Report back each line of the records that contains the string "JSON".

(Collected data entries)
-----

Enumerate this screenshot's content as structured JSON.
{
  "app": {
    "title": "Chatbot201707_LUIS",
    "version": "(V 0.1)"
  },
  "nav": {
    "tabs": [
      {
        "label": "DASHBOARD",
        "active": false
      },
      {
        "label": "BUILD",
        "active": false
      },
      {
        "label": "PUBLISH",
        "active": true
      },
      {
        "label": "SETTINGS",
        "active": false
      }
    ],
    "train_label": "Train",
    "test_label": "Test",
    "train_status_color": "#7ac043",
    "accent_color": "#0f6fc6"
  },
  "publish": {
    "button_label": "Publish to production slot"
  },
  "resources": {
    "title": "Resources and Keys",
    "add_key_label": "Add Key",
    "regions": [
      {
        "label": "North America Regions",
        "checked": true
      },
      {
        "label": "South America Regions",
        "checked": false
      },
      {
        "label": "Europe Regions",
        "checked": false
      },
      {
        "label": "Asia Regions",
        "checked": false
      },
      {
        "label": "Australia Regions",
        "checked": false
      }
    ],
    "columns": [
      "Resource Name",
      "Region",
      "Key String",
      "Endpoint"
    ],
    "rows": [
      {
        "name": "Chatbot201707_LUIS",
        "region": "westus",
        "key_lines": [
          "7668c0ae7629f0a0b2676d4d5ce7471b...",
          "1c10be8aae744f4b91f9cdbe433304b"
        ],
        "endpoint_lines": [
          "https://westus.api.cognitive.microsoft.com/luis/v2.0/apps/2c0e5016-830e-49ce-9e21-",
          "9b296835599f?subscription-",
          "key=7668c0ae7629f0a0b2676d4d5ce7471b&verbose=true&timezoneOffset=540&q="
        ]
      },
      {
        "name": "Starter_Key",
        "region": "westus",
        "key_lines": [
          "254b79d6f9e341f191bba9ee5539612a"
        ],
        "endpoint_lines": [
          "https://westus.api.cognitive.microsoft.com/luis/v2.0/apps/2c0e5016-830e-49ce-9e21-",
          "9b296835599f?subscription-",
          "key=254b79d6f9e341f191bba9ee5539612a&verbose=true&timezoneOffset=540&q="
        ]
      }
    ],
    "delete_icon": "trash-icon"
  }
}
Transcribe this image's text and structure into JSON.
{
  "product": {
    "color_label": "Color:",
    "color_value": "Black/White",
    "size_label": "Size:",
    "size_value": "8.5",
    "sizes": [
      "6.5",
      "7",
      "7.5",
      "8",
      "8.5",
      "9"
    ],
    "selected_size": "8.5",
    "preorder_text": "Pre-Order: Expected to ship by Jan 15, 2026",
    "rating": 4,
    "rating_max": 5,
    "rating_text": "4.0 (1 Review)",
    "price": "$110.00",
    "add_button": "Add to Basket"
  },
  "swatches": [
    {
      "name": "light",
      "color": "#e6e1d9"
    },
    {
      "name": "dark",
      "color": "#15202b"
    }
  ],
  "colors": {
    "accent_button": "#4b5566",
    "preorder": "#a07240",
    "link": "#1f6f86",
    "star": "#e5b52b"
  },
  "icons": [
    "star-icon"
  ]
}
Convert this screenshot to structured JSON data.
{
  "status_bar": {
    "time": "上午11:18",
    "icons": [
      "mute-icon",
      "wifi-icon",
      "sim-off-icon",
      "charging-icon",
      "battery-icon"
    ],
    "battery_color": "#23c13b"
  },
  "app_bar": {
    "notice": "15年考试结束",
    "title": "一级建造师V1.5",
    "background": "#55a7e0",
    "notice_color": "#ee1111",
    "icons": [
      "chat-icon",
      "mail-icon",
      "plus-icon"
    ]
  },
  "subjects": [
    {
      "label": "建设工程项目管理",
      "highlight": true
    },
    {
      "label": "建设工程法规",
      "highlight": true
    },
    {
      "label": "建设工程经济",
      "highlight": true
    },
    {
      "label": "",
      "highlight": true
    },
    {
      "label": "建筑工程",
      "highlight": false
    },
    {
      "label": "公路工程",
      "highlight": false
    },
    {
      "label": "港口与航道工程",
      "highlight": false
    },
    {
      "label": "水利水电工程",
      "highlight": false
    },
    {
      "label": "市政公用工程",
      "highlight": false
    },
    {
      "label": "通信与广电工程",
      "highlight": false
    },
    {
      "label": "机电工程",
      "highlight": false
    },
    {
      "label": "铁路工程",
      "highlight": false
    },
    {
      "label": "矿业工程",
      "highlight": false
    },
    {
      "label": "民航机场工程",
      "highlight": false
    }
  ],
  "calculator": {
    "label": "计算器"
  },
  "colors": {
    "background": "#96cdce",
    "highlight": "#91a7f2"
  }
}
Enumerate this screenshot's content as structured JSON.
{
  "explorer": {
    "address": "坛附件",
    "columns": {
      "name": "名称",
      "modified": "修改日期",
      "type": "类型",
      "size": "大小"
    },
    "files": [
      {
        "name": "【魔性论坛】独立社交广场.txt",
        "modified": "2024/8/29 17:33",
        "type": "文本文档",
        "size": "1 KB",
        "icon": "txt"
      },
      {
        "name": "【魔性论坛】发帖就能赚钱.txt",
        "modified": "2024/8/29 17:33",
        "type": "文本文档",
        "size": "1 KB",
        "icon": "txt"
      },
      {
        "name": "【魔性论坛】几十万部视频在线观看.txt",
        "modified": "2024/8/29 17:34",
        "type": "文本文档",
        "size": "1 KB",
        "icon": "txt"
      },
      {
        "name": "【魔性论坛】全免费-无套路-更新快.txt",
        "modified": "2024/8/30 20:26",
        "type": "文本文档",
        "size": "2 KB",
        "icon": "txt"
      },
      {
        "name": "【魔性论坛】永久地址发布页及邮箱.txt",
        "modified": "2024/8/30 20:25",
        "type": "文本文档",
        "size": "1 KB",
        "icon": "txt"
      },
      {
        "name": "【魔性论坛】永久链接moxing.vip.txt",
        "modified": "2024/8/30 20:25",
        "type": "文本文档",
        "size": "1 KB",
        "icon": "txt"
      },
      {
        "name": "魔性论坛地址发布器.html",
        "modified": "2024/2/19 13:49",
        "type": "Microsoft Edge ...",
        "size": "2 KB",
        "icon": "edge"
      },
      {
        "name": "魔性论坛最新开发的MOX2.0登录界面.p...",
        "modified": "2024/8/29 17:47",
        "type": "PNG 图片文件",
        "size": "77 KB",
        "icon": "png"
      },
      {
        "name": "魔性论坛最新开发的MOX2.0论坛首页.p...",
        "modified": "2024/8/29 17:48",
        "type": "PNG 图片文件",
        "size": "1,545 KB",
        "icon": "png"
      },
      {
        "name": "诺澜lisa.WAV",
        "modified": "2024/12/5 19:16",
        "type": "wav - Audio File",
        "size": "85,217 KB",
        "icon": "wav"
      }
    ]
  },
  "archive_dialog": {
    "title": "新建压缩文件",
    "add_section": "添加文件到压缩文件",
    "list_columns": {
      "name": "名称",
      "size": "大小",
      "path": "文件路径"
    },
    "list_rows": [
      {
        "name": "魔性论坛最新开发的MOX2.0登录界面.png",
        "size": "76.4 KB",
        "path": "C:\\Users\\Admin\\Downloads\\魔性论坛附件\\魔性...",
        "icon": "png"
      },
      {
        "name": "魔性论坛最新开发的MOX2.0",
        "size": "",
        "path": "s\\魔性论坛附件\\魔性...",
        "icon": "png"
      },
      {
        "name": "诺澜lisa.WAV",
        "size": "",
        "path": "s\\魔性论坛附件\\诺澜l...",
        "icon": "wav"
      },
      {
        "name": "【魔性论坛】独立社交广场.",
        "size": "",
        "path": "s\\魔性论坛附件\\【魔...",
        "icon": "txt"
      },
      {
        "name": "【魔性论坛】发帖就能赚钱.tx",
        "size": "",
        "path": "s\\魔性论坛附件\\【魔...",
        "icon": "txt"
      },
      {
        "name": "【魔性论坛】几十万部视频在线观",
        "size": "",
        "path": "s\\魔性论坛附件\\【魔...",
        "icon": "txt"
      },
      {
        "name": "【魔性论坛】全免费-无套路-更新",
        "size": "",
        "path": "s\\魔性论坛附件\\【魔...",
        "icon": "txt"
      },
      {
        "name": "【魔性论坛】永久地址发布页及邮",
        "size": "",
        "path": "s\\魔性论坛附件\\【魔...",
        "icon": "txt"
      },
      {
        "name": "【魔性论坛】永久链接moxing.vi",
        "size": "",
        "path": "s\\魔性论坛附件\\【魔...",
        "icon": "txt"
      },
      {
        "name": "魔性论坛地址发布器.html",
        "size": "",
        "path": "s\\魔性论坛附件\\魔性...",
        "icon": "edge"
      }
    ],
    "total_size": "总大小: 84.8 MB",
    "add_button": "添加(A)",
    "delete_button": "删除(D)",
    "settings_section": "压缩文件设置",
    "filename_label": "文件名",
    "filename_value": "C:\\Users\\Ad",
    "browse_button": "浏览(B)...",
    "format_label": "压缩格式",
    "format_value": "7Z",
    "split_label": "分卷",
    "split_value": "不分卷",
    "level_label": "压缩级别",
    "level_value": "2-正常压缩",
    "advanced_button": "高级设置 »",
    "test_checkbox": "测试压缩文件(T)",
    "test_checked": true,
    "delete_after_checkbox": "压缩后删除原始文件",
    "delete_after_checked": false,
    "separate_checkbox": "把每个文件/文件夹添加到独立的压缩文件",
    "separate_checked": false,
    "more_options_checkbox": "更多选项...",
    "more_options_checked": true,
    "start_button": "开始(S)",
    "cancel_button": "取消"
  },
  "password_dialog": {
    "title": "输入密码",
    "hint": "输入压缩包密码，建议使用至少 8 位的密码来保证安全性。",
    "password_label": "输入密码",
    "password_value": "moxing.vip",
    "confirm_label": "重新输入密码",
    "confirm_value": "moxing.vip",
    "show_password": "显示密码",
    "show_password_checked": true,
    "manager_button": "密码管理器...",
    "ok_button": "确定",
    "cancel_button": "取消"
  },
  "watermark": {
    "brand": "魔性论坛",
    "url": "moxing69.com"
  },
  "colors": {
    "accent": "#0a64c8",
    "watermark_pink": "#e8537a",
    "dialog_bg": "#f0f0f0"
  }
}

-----

### Response to this task
Enumerate this screenshot's content as structured JSON.
Transcribe this image's text and structure into JSON.
Convert this screenshot to structured JSON data.
Enumerate this screenshot's content as structured JSON.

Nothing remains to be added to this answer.